When it comes to credit card fraud, there are several different types. Below, we’ve reviewed five of the most common types.
Under New Jersey law, physically altering a credit card is considered to be a form of credit card fraud. Examples of this may include embossing false numbers on a card or adding a magnetic strip to a card to change its coding. Additionally, increasing the credit limit on a card without authorization of the cardholder is also interpreted as fraud.
Although this type of fraud seems fairly straightforward, the term “theft” may have a variety of meanings. New Jersey statutes recognize six different types of credit card theft:
- Taking a card without the owner’s consent
- Signing a credit card without authorization
- Receiving and accepting a lost, misplaced, or mistakenly delivered card
- Manufacturing a counterfeit card or modifying an existing card
- Buying or selling a card from an entity other than the issuer
- Accepting a credit card as security on a debt
In recent years, organized underground groups referred to as credit card forums have set up shop on the internet in order to sell and exchange stolen credit card information. In the state of New Jersey, if you possess more than two stolen credit cards, the law presumes you are guilty of credit card theft.
This type of fraud is committed by using a small device in order to obtain another person’s credit card information. This device may be placed on the swipe mechanism of ATM’s or gas pumps. Workers of the retail and restaurant industry also have ample opportunity to steal credit card information by using handheld skimmers as they complete payment transactions.
If you have been accused of taking over a credit card account, this means that you are believed to have obtained the account owner’s personal information in order to obtain a new credit card in the legal cardholder’s name by reporting a change in address or that the original card was lost, stolen, or misplaced.

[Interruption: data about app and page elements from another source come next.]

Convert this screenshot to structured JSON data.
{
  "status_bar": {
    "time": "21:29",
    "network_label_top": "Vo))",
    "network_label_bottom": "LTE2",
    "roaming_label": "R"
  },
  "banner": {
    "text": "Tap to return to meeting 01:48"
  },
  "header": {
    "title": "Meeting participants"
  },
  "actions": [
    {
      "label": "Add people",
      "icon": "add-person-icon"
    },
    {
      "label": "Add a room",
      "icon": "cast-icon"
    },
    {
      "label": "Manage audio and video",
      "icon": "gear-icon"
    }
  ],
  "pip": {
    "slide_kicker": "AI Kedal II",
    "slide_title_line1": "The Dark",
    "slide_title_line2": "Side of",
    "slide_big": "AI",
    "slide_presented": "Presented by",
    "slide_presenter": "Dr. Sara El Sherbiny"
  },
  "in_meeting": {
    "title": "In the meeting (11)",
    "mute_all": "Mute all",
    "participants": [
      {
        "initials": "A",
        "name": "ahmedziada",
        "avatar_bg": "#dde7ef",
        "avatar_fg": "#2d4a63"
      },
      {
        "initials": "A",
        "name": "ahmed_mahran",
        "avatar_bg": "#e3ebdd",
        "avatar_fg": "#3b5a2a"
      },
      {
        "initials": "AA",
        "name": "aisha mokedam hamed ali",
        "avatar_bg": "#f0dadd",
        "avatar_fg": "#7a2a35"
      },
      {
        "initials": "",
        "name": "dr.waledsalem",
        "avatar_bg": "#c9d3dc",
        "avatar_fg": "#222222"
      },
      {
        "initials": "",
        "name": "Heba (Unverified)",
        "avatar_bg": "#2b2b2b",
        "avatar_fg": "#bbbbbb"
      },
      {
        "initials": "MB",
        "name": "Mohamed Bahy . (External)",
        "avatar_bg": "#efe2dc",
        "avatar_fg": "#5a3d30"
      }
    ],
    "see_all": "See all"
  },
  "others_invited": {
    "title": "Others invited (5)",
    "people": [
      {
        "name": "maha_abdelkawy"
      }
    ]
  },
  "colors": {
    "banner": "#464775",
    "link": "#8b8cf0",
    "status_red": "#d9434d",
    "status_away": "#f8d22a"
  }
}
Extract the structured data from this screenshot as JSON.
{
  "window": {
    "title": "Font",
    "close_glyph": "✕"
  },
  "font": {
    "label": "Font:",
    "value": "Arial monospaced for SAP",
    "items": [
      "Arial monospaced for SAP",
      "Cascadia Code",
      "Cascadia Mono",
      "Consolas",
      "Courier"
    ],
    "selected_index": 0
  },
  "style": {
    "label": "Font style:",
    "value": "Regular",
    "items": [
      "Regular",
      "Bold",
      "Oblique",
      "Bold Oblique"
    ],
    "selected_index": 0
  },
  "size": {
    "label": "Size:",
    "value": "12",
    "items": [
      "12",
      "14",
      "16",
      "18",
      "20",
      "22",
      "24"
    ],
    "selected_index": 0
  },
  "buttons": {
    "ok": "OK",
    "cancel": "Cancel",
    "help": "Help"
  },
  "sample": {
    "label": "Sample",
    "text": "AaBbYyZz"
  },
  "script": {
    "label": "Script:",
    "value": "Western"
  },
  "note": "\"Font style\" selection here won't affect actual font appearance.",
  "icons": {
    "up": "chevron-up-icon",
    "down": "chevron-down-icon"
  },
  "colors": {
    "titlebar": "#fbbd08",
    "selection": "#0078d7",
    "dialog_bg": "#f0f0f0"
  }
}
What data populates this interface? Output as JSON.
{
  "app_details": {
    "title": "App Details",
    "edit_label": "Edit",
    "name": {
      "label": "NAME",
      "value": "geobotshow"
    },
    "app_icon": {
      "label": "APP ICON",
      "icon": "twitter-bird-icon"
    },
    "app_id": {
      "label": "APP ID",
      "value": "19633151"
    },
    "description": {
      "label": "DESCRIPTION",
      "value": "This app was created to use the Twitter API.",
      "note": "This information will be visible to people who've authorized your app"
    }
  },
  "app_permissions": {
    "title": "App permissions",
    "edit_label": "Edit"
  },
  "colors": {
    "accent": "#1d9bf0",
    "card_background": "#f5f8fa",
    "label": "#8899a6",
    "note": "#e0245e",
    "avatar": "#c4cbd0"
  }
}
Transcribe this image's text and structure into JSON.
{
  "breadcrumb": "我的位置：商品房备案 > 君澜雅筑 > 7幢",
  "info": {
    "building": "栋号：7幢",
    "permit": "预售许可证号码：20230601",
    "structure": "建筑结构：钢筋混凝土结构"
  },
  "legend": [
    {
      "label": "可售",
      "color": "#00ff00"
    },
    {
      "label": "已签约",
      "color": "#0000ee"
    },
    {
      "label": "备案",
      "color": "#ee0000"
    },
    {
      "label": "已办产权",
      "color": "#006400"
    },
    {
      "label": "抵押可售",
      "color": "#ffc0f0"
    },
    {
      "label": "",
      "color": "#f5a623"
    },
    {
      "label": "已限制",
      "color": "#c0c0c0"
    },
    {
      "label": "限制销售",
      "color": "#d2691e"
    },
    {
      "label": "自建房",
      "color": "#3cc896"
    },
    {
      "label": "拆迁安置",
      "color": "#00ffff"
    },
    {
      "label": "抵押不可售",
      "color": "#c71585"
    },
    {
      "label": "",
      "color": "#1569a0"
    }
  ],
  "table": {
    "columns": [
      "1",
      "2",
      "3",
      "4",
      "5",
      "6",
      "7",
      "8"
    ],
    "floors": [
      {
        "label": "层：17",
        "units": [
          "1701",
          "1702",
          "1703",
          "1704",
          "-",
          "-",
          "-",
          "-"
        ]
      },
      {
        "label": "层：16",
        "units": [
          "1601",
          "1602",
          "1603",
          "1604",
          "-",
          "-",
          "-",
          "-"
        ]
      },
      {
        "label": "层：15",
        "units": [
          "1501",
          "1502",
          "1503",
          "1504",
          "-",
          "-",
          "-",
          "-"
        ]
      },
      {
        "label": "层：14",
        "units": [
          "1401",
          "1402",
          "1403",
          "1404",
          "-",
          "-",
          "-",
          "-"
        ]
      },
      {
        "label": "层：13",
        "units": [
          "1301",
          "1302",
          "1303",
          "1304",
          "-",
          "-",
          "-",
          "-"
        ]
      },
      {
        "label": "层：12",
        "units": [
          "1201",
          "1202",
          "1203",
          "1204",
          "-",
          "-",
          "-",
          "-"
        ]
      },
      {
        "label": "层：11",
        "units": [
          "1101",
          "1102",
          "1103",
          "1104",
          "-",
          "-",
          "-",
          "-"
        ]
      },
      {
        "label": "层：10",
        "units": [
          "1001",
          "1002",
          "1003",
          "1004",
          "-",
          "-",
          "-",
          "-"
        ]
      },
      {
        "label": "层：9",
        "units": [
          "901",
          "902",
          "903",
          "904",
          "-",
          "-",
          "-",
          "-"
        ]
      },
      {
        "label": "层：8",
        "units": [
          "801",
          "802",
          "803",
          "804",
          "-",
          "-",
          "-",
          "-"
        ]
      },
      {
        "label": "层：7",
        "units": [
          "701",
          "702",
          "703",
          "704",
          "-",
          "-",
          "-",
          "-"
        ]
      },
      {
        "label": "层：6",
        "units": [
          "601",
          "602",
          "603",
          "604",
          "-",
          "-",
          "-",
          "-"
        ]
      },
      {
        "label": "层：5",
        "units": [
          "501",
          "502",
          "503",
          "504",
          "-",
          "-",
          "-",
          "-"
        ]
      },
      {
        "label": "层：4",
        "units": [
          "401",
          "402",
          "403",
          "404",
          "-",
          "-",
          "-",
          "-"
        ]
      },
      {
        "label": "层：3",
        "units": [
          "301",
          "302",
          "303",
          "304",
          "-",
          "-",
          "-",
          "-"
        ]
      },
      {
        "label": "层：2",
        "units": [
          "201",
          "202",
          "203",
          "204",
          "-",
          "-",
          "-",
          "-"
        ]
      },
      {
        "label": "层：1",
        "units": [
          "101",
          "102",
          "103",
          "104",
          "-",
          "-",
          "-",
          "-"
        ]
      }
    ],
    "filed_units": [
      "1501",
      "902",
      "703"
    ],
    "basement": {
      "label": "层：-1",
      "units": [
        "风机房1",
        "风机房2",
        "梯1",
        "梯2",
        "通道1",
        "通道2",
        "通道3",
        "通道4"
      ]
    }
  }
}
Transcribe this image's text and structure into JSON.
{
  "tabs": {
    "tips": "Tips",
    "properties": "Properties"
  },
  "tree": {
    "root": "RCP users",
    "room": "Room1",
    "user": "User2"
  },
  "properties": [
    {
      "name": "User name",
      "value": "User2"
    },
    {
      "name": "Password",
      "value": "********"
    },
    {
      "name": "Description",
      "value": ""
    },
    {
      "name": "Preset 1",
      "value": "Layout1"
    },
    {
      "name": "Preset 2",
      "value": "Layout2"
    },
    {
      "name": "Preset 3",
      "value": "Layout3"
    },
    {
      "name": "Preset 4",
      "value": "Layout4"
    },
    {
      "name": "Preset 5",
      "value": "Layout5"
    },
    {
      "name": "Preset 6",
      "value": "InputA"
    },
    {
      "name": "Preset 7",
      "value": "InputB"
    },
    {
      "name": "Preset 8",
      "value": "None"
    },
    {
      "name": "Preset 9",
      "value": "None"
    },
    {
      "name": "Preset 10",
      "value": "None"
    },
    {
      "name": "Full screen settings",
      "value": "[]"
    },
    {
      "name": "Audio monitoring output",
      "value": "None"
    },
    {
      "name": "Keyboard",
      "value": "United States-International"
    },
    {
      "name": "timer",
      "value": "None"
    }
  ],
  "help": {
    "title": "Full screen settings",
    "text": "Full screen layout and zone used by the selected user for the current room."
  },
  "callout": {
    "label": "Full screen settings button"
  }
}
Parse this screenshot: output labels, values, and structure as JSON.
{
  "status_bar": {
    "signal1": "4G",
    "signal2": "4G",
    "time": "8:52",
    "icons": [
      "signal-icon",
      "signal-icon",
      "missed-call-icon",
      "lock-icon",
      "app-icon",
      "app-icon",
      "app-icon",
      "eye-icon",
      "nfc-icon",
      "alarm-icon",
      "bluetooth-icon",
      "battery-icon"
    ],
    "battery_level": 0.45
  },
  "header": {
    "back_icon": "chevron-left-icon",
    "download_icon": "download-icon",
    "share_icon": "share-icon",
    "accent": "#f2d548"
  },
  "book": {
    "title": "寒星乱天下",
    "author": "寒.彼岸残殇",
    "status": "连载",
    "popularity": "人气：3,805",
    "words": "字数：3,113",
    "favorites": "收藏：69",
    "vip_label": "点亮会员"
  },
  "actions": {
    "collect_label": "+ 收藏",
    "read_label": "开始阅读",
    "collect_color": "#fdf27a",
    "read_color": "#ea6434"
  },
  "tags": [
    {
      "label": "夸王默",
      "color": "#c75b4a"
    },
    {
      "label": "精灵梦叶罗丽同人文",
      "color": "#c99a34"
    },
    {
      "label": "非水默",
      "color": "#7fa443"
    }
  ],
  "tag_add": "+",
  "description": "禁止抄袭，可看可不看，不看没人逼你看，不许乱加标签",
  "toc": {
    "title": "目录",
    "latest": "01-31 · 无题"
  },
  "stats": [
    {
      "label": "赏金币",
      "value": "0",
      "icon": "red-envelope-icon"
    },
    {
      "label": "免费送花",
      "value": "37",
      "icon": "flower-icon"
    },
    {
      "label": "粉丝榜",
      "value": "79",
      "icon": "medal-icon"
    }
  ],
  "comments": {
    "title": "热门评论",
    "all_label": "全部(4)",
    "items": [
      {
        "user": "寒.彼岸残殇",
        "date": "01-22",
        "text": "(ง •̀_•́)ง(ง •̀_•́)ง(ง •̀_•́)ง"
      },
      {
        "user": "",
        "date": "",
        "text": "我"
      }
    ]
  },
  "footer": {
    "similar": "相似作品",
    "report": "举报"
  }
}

No matter how minimal or innocent it may seem, using false information and statements to obtain a line of credit is illegal. This means that applicants who use a false name or other inauthentic identifying pieces of information can be charged with credit card fraud. Likewise, being dishonest about your financial standings in hopes of obtaining a higher line of credit is also fraudulent.